Logan Community Development Director Mike DeSimone said his department asked the city fire marshal if the lines posed a problem for emergency vehicle access, especially when they block cross-traffic in the parking lot, and the response was no, not at this point. But the situation will be different when a planned WinCo supermarket moves into the ShopKo building next year.

“It’s not ideal right now. … I think it’s going to be a little more problematic once WinCo gets up and running,” DeSimone said. “Then Chick-fil-A will have to manage it better. But that’s still months away, and I would guess by the time WinCo is open, whatever is driving the demand for Chick-fil-A right now will probably diminish or die back a little bit.”

So the question arises, what is driving the suddenly increased demand for at Chick-fil-A drive-through in Logan? The closure of the restaurant’s indoor dining area since the start of the coronavirus pandemic is probably adding to the lines, as dining room closures have at fast-food outlets everywhere. It also could be that loyal customers are making up for lost time during the remodeling.

Looking for answers, The Herald Journal this week invited comments about the trend from its Facebook followers. Many simply chalked it up to “good food” and “good service” from the Atlanta-based restaurant chain that has grown to become the third largest fast-food provider in the United States, behind McDonald’s and Starbucks.

“Their chicken sandwiches are better than anyone’s and their sweet tea is the best in town,” wrote Sandra Lundell. “Also, they’ve shown from the get go that they care about covid-safety. That is a huge part of where we choose to eat right now. They also have the drive-thru system down to a science!”

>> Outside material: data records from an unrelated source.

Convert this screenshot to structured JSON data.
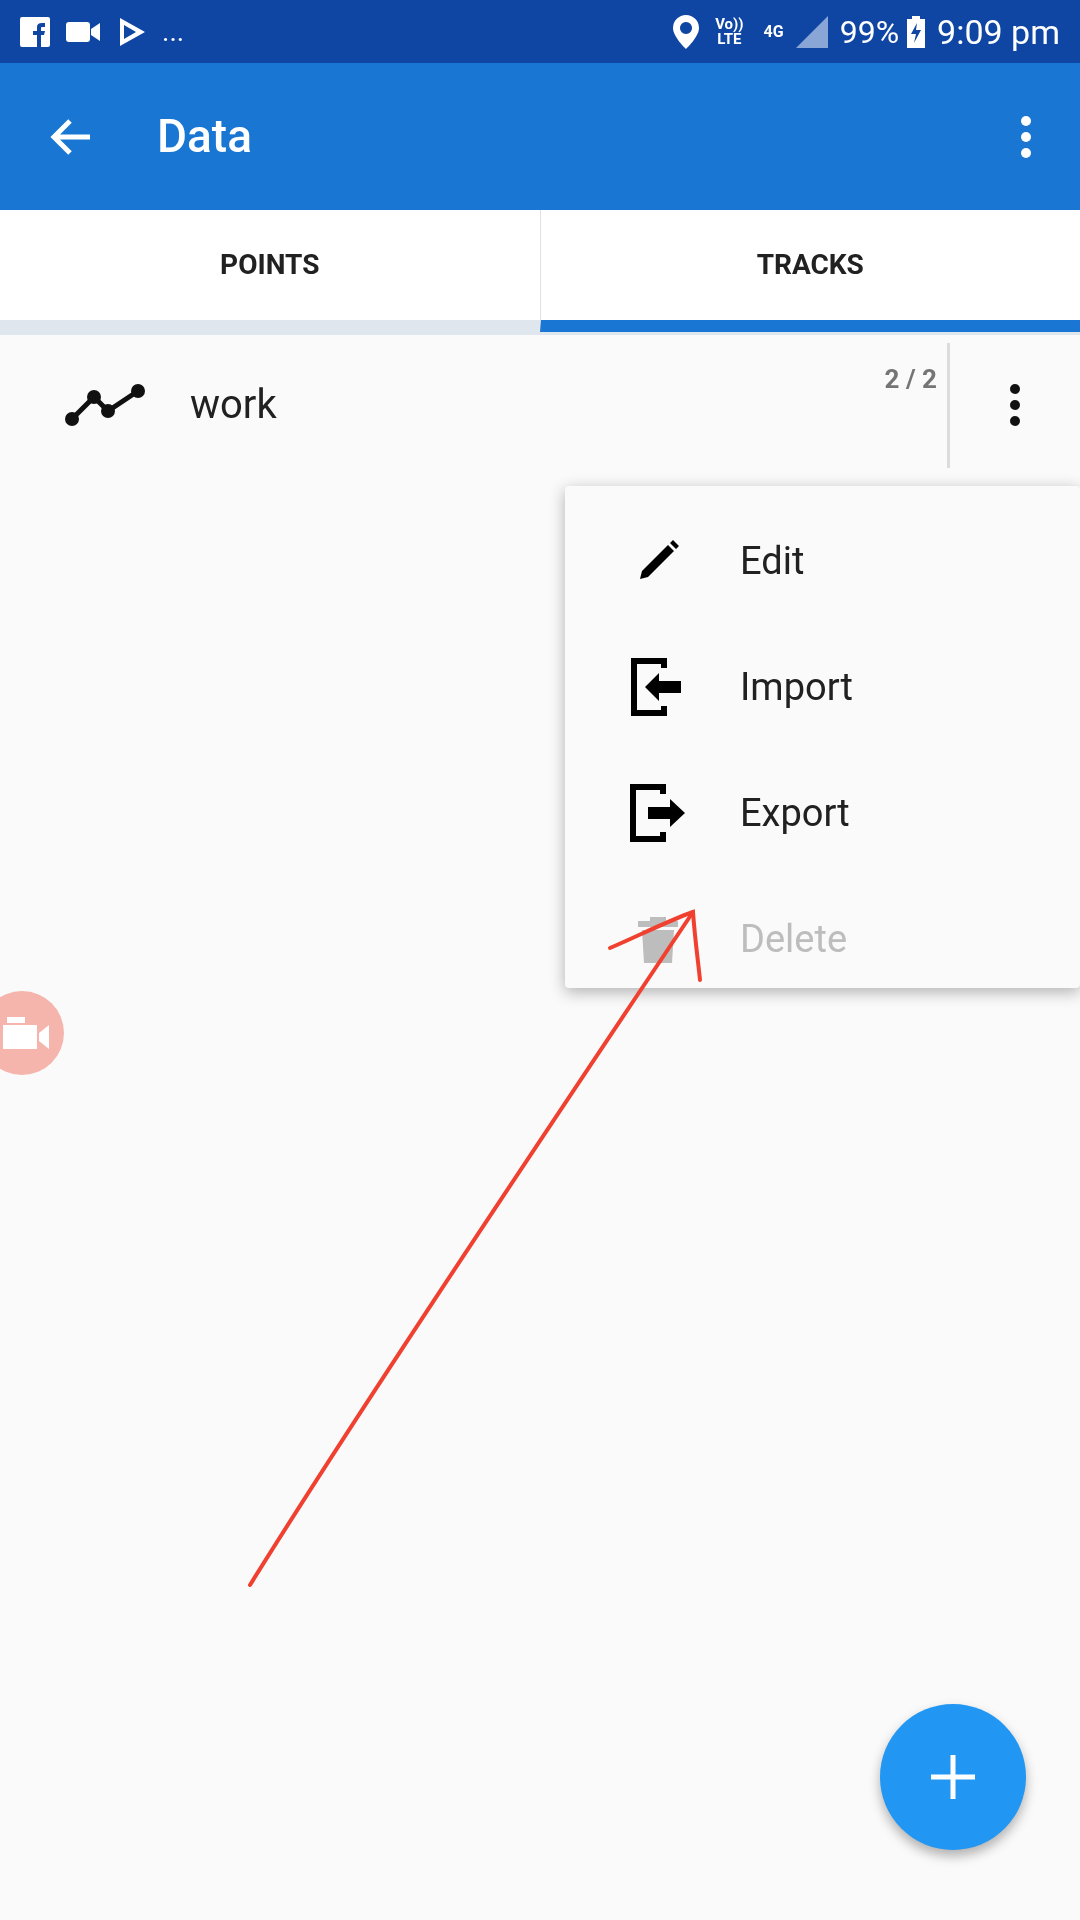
{
  "status_bar": {
    "ellipsis": "...",
    "volte": "Vo))",
    "lte": "LTE",
    "network": "4G",
    "battery": "99%",
    "time": "9:09 pm"
  },
  "app_bar": {
    "title": "Data"
  },
  "tabs": [
    {
      "label": "POINTS",
      "selected": false
    },
    {
      "label": "TRACKS",
      "selected": true
    }
  ],
  "tracks": [
    {
      "name": "work",
      "count": "2 / 2"
    }
  ],
  "menu": [
    {
      "kind": "edit",
      "label": "Edit",
      "disabled": false
    },
    {
      "kind": "import",
      "label": "Import",
      "disabled": false
    },
    {
      "kind": "export",
      "label": "Export",
      "disabled": false
    },
    {
      "kind": "delete",
      "label": "Delete",
      "disabled": true
    }
  ]
}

“Even with the crazy lines you only wait 10 maybe minutes and the food is great!” Melissa Duce said.

Facebook commenter Jared Monson pointed out the long-line phenomenon is not limited to Logan. The Chick-fil-A next door to Target in Layton has double-wide lines of 30 to 50 cars for two hours every day during lunch, he said.

Good chicken or not, some valley residents say no food justifies the crowding that’s spilled over into the adjoining parking lot at times during the past three weeks.

“Their line in front of Shopko drives me insane!” wrote Kim Flygare. “I hate how it clogs up the entrance to Costa Vida and surrounding businesses. I have a hard time getting through most of the time.”

Another commenter, Rachel Merkley, questioned the blocking of cross traffic, both by customers and apparently at some point by restaurant employees who put out traffic cones. “I think it is ridiculous that they cone off the passageways. The people waiting to order should not block the intersection in the parking lot, but the Chick-fil-A workers did,” Merkley wrote.

The Chick-fil-A management could not be reached for comment on the cones.

As part of the invitation for Facebook comments, The Herald Journal asked if the sudden surge at the chicken restaurant could be somewhat politically driven. The chain, known for its staunchly conservative owners, has been at the center of political issues in the past — generating a boycott from the LGBT community in 2012, followed by a high-profile show of support from evangelicals and others. The reopening of the local Chick-fil-A came at the height of partisan sentiments surrounding Nov. 3 presidential election.

“It has nothing to do with politics. Seriously?” wrote Jake Moon.

His feelings were echoed by Brandi Astle, who wrote, “I think it’s hilarious you’re asking if it’s a political thing! Lmfao.”

Charlie McCollum is the managing editor of The Herald Journal. He can be reached at or 435-792-7220.

Please be aware that Cache Valley Publishing does not endorse, and is not responsible for alleged employment offers in the comments.